# Information:
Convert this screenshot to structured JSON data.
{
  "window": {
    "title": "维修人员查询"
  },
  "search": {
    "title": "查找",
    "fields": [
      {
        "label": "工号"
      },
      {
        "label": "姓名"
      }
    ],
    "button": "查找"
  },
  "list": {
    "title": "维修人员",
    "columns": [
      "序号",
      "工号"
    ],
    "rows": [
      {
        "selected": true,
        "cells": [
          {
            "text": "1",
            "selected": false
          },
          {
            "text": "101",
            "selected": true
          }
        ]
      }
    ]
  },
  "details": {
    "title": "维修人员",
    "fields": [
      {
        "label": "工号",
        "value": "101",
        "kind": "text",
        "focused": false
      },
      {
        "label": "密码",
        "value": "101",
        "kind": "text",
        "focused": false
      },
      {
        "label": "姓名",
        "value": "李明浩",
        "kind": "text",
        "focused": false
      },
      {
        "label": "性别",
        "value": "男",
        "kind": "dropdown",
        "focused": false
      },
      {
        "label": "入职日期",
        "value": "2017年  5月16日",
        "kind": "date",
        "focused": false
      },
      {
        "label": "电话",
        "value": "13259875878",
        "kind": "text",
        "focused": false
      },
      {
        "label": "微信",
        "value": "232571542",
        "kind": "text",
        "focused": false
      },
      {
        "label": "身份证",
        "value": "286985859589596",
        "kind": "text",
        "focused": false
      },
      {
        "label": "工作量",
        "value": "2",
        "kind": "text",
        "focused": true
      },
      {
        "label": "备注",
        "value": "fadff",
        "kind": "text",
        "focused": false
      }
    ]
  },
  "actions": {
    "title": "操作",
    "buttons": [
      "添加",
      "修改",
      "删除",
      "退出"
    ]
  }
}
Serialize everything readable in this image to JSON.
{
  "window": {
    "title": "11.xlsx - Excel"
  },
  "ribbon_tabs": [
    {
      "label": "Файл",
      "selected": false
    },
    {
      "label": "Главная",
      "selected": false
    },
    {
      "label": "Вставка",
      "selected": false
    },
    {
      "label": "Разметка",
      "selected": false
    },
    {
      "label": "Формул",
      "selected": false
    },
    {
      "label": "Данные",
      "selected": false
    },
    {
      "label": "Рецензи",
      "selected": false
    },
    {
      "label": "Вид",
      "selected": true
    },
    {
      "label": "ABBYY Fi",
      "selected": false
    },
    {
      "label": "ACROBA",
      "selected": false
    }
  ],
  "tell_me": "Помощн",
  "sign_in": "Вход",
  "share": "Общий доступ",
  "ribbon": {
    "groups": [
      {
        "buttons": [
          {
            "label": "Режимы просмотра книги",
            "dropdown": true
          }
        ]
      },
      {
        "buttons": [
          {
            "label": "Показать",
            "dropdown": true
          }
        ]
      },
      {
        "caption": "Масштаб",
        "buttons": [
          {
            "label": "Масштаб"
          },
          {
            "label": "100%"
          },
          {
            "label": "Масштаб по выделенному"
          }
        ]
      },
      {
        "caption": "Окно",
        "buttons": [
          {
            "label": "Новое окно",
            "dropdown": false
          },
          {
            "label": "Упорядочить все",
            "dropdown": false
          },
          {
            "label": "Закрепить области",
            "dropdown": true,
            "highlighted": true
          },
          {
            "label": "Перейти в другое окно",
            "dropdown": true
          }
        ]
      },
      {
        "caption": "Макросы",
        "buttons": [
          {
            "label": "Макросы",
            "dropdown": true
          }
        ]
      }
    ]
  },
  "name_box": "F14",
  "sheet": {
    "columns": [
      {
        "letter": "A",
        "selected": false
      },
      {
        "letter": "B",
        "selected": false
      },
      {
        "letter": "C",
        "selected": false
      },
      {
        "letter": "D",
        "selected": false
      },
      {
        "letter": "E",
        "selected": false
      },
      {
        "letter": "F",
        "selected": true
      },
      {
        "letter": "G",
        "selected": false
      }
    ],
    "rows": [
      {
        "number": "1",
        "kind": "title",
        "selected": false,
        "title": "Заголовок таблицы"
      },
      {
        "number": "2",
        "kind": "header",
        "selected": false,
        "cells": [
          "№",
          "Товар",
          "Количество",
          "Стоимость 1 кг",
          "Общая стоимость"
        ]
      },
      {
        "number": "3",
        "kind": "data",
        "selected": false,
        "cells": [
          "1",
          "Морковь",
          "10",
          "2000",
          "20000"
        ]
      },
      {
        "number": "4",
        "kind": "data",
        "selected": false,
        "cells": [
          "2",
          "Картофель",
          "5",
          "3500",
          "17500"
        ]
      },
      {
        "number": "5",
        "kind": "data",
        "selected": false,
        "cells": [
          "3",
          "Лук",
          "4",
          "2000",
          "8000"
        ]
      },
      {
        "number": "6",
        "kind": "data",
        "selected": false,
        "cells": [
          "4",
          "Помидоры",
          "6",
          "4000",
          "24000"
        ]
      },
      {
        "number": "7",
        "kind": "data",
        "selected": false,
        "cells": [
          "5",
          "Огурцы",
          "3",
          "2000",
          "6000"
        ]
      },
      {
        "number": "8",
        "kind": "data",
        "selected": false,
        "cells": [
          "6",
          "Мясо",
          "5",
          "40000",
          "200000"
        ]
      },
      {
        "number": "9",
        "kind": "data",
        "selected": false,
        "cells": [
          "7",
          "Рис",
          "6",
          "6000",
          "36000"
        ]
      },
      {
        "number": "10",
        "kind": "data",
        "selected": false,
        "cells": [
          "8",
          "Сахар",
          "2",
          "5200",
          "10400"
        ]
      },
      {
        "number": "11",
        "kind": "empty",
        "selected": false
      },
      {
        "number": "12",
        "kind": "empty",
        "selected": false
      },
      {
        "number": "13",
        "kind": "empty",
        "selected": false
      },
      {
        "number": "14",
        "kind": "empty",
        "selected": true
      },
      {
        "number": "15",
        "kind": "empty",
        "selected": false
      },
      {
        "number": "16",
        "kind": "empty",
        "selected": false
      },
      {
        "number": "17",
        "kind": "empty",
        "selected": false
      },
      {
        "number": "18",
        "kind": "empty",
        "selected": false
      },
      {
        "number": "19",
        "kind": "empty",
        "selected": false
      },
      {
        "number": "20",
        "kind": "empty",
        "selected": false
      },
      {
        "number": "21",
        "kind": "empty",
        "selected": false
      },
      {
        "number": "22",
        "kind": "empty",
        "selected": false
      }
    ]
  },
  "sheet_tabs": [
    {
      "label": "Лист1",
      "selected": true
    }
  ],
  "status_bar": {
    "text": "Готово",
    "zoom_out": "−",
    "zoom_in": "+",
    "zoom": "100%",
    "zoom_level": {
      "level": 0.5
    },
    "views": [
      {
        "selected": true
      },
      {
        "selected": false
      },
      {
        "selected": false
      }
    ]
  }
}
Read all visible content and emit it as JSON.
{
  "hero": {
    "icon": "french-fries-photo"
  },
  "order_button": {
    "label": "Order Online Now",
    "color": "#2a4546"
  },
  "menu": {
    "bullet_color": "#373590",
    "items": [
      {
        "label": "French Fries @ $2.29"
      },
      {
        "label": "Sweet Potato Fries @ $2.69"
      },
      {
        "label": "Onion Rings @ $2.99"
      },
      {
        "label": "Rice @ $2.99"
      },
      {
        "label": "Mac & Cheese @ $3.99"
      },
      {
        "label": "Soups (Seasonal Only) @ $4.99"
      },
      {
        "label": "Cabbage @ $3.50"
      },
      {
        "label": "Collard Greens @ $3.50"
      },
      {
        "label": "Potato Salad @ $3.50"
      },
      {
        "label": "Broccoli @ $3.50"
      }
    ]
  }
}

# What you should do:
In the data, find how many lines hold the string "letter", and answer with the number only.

# Response for this exercise:
7